The case before us is unlike one in which a railroad's Federal Employers Liability Act (FELA) liability would be based upon a negligent failure to provide a safe workplace. 45 U.S.C. § 51 et seq. Assume that instead of violating the SAA, Railroad negligently had assigned Newsome to open the hopper doors in an unsafe situation and he slipped on chips while doing so. Railroad would be liable to Newsome for its negligent failure to provide a safe workplace, but it could recover indemnity from Paper under the 1979 Agreement, absent the barring of such recovery under Mississippi law. Newsome's injury and Railroad's liability would arise in part out of the use of the pit. The role the pit played in causation would be a proper inquiry. See Linden v. Chicago, Burlington and Quincy Railroad, 483 F.2d 29 (8th Cir. 1973), cert. denied, 414 U.S. 1159, 94 S. Ct. 917, 39 L. Ed. 2d 111 (1974). In Linden, a railroad employee was hurt at a chip pit while closing a hopper door when the hopper car was hit by another railroad car. The employee obviously was injured by railroad negligence in connection with the use of the pit. See also Steed v. Central of Georgia Railway Co., 529 F.2d 833 (5th Cir.) (Railroad could recover indemnity from Riegel for FELA payments made to employee hurt at Riegel's unsafe plant), cert. denied, 429 U.S. 966, 97 S. Ct. 396, 50 L. Ed. 2d 334 (1976).

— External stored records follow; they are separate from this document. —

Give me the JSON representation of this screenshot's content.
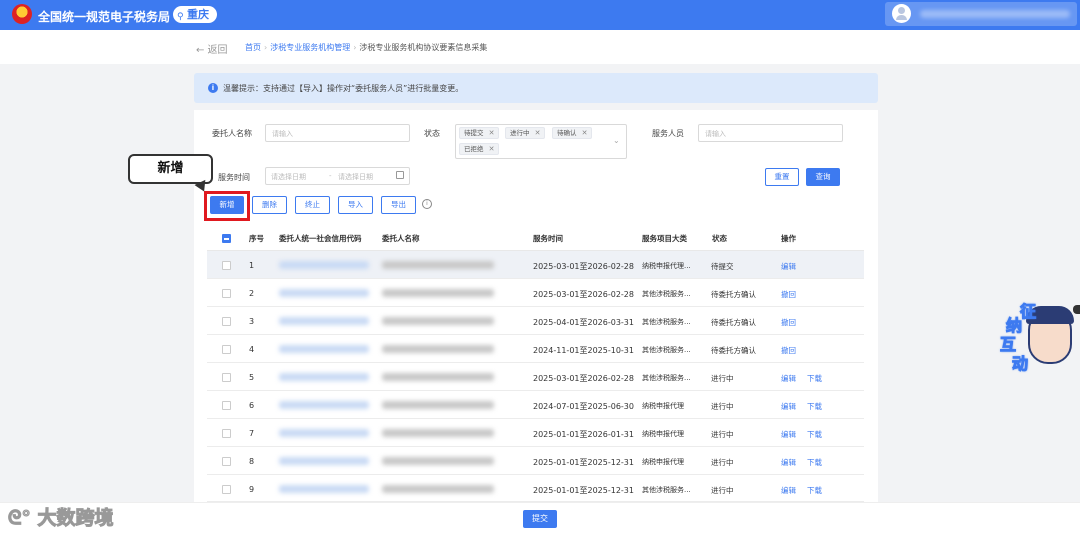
{
  "header": {
    "brand": "全国统一规范电子税务局",
    "city": "重庆",
    "city_icon": "location-pin-icon",
    "brand_colors": {
      "primary": "#3d7af0",
      "emblem": "#d22222"
    }
  },
  "breadcrumb": {
    "back": "← 返回",
    "items": [
      "首页",
      "涉税专业服务机构管理",
      "涉税专业服务机构协议要素信息采集"
    ]
  },
  "banner": {
    "text": "温馨提示：支持通过【导入】操作对“委托服务人员”进行批量变更。"
  },
  "filters": {
    "client_name_label": "委托人名称",
    "client_name_placeholder": "请输入",
    "status_label": "状态",
    "status_tags": [
      "待提交",
      "进行中",
      "待确认",
      "已拒绝"
    ],
    "staff_label": "服务人员",
    "staff_placeholder": "请输入",
    "time_label": "服务时间",
    "start_placeholder": "请选择日期",
    "range_sep": "-",
    "end_placeholder": "请选择日期",
    "reset": "重置",
    "query": "查询"
  },
  "toolbar": {
    "add": "新增",
    "delete": "删除",
    "terminate": "终止",
    "import": "导入",
    "export": "导出"
  },
  "callout": {
    "text": "新增"
  },
  "table": {
    "headers": [
      "序号",
      "委托人统一社会信用代码",
      "委托人名称",
      "服务时间",
      "服务项目大类",
      "状态",
      "操作"
    ],
    "rows": [
      {
        "no": "1",
        "time": "2025-03-01至2026-02-28",
        "category": "纳税申报代理...",
        "status": "待提交",
        "ops": [
          "编辑"
        ]
      },
      {
        "no": "2",
        "time": "2025-03-01至2026-02-28",
        "category": "其他涉税服务...",
        "status": "待委托方确认",
        "ops": [
          "撤回"
        ]
      },
      {
        "no": "3",
        "time": "2025-04-01至2026-03-31",
        "category": "其他涉税服务...",
        "status": "待委托方确认",
        "ops": [
          "撤回"
        ]
      },
      {
        "no": "4",
        "time": "2024-11-01至2025-10-31",
        "category": "其他涉税服务...",
        "status": "待委托方确认",
        "ops": [
          "撤回"
        ]
      },
      {
        "no": "5",
        "time": "2025-03-01至2026-02-28",
        "category": "其他涉税服务...",
        "status": "进行中",
        "ops": [
          "编辑",
          "下载"
        ]
      },
      {
        "no": "6",
        "time": "2024-07-01至2025-06-30",
        "category": "纳税申报代理",
        "status": "进行中",
        "ops": [
          "编辑",
          "下载"
        ]
      },
      {
        "no": "7",
        "time": "2025-01-01至2026-01-31",
        "category": "纳税申报代理",
        "status": "进行中",
        "ops": [
          "编辑",
          "下载"
        ]
      },
      {
        "no": "8",
        "time": "2025-01-01至2025-12-31",
        "category": "纳税申报代理",
        "status": "进行中",
        "ops": [
          "编辑",
          "下载"
        ]
      },
      {
        "no": "9",
        "time": "2025-01-01至2025-12-31",
        "category": "其他涉税服务...",
        "status": "进行中",
        "ops": [
          "编辑",
          "下载"
        ]
      }
    ]
  },
  "mascot": {
    "chars": [
      "征",
      "纳",
      "互",
      "动"
    ]
  },
  "footer": {
    "submit": "提交",
    "watermark": "大数跨境"
  }
}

In the case before us, however, the use of the pit cannot, under the SAA, contribute to or detract from Railroad's liability at all, even assuming it did in fact contribute to Newsome's injury. Regardless of why Newsome fell, and whether or not the operation of the pit had anything to do with it, the sole cause of the injury, by the terms of the SAA, was the failure of the automatic coupling.

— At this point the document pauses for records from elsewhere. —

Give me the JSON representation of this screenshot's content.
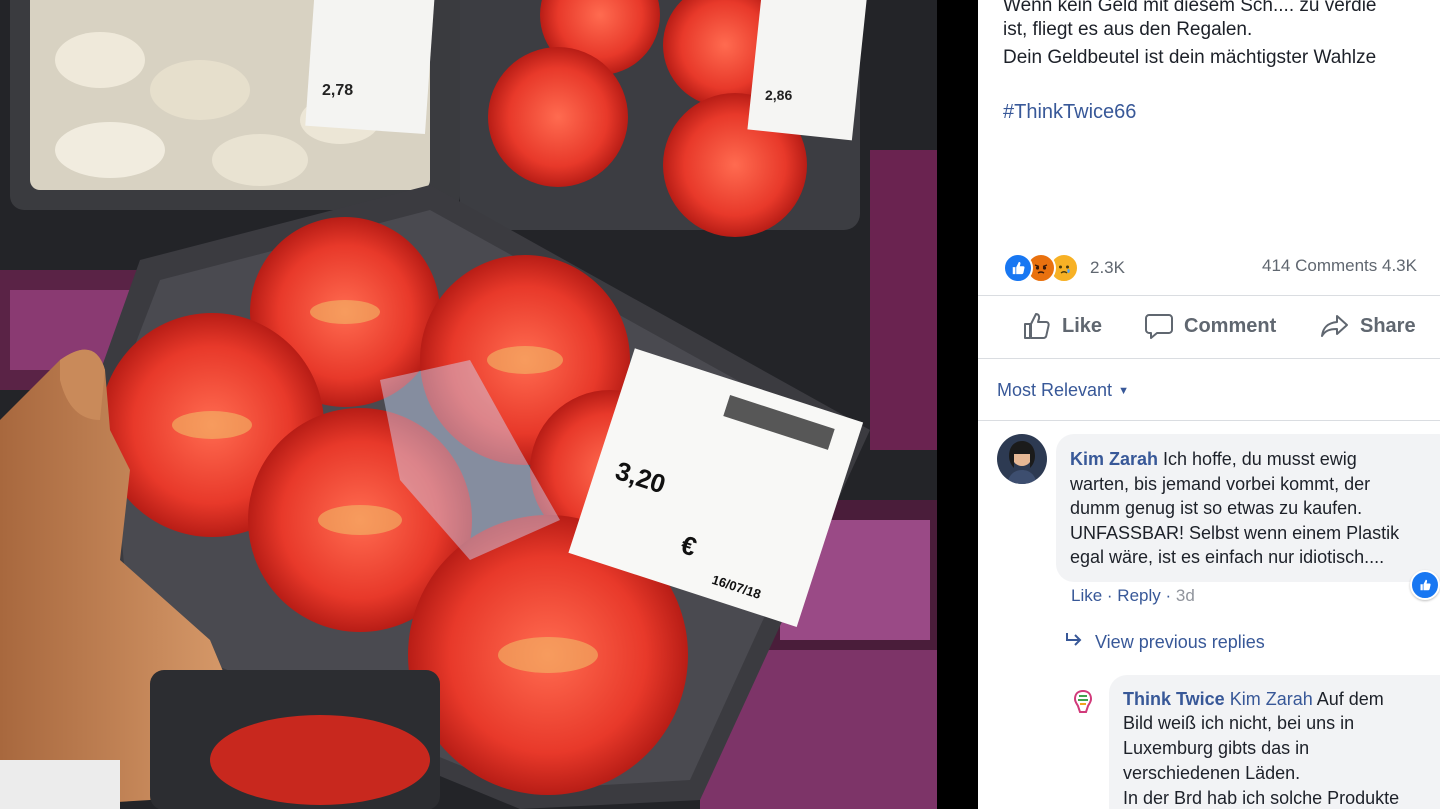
{
  "post": {
    "text_lines": [
      "Wenn kein Geld mit diesem Sch.... zu verdie",
      "ist, fliegt es aus den Regalen.",
      "Dein Geldbeutel ist dein mächtigster Wahlze"
    ],
    "hashtag": "#ThinkTwice66"
  },
  "stats": {
    "reactions": [
      "like-icon",
      "angry-icon",
      "sad-icon"
    ],
    "reaction_count": "2.3K",
    "comments_shares": "414 Comments  4.3K"
  },
  "actions": {
    "like": "Like",
    "comment": "Comment",
    "share": "Share"
  },
  "sort": {
    "label": "Most Relevant"
  },
  "comments": [
    {
      "author": "Kim Zarah",
      "first_line_rest": " Ich hoffe, du musst ewig",
      "lines": [
        "warten, bis jemand vorbei kommt, der",
        "dumm genug ist so etwas zu kaufen.",
        "UNFASSBAR! Selbst wenn einem Plastik",
        "egal wäre, ist es einfach nur idiotisch...."
      ],
      "like": "Like",
      "sep1": " · ",
      "reply": "Reply",
      "sep2": " · ",
      "time": "3d"
    }
  ],
  "view_previous": "View previous replies",
  "reply": {
    "author": "Think Twice",
    "tag": "Kim Zarah",
    "first_line_rest": " Auf dem",
    "lines": [
      "Bild weiß ich nicht, bei uns in",
      "Luxemburg gibts das in",
      "verschiedenen Läden.",
      "In der Brd hab ich solche Produkte"
    ]
  },
  "photo": {
    "price_main": "3,20",
    "price_main_currency": "€",
    "date_main": "16/07/18",
    "price_top_left": "2,78",
    "price_top_right": "2,86",
    "currency": "€"
  },
  "colors": {
    "link": "#385898",
    "like_blue": "#1877f2",
    "tomato": "#e2382a"
  }
}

The crux of this case is the fact that the $125,000 settlement paid by the Railroad was an absolute liability for having a defective coupling in violation of the SAA. Under the SAA, the pit could not have any causal relationship with the coupling or the liability. I would hold that the district court erred in awarding indemnification because Newsome's injury is not and cannot be legally related to the chip pit. In so holding, there is no need to consider the Mississippi statute limiting indemnification for negligence in the construction industry (Miss.Code Ann. Sec. 31-5-41) or the reasonableness of the settlement between Newsome and Railroad.

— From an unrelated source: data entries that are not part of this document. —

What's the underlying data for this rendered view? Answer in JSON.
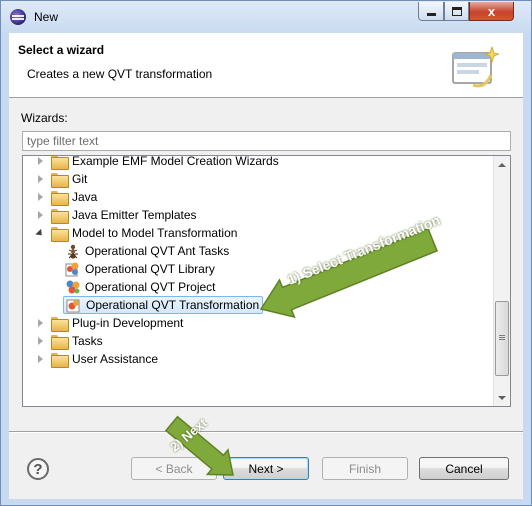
{
  "window": {
    "title": "New",
    "close_glyph": "x",
    "colors": {
      "frame": "#c7daf1",
      "close": "#c8432d"
    }
  },
  "header": {
    "title": "Select a wizard",
    "description": "Creates a new QVT transformation"
  },
  "wizards": {
    "label": "Wizards:",
    "filter_placeholder": "type filter text",
    "items": [
      {
        "label": "Example EMF Model Creation Wizards",
        "type": "folder",
        "expanded": false
      },
      {
        "label": "Git",
        "type": "folder",
        "expanded": false
      },
      {
        "label": "Java",
        "type": "folder",
        "expanded": false
      },
      {
        "label": "Java Emitter Templates",
        "type": "folder",
        "expanded": false
      },
      {
        "label": "Model to Model Transformation",
        "type": "folder",
        "expanded": true
      },
      {
        "label": "Operational QVT Ant Tasks",
        "type": "ant-task-icon"
      },
      {
        "label": "Operational QVT Library",
        "type": "qvt-library-icon"
      },
      {
        "label": "Operational QVT Project",
        "type": "qvt-project-icon"
      },
      {
        "label": "Operational QVT Transformation",
        "type": "qvt-transformation-icon",
        "selected": true
      },
      {
        "label": "Plug-in Development",
        "type": "folder",
        "expanded": false
      },
      {
        "label": "Tasks",
        "type": "folder",
        "expanded": false
      },
      {
        "label": "User Assistance",
        "type": "folder",
        "expanded": false
      }
    ]
  },
  "buttons": {
    "help": "?",
    "back": "< Back",
    "next": "Next >",
    "finish": "Finish",
    "cancel": "Cancel"
  },
  "annotations": {
    "step1": "1) Select Transformation",
    "step2": "2) Next",
    "color": "#80a93b"
  }
}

As set out above, in the 1979 Agreement, Paper agreed to maintain the chip pit area in good order, and Railroad could refuse to operate in an area that Paper failed to maintain properly
In 1981, at the age of 41, Newsome earned $34,000, and had a contractual guarantee to receive at least $26,000 per year from Railroad
It is undisputed that before settlement, Railroad notified Paper of the accident and tendered defense of the claim to Paper under the sidetrack agreements. Paper rejected the claim and the demand for indemnification. Because Railroad tendered defense of the claim to Paper, Railroad only had to prove potential liability under FELA, not actual liability. Burlington Northern, Inc. v. Hughs Brothers, Inc., 671 F.2d at 283; Wisconsin Barge Line, Inc. v. Barge Chem, 546 F.2d at 1129-30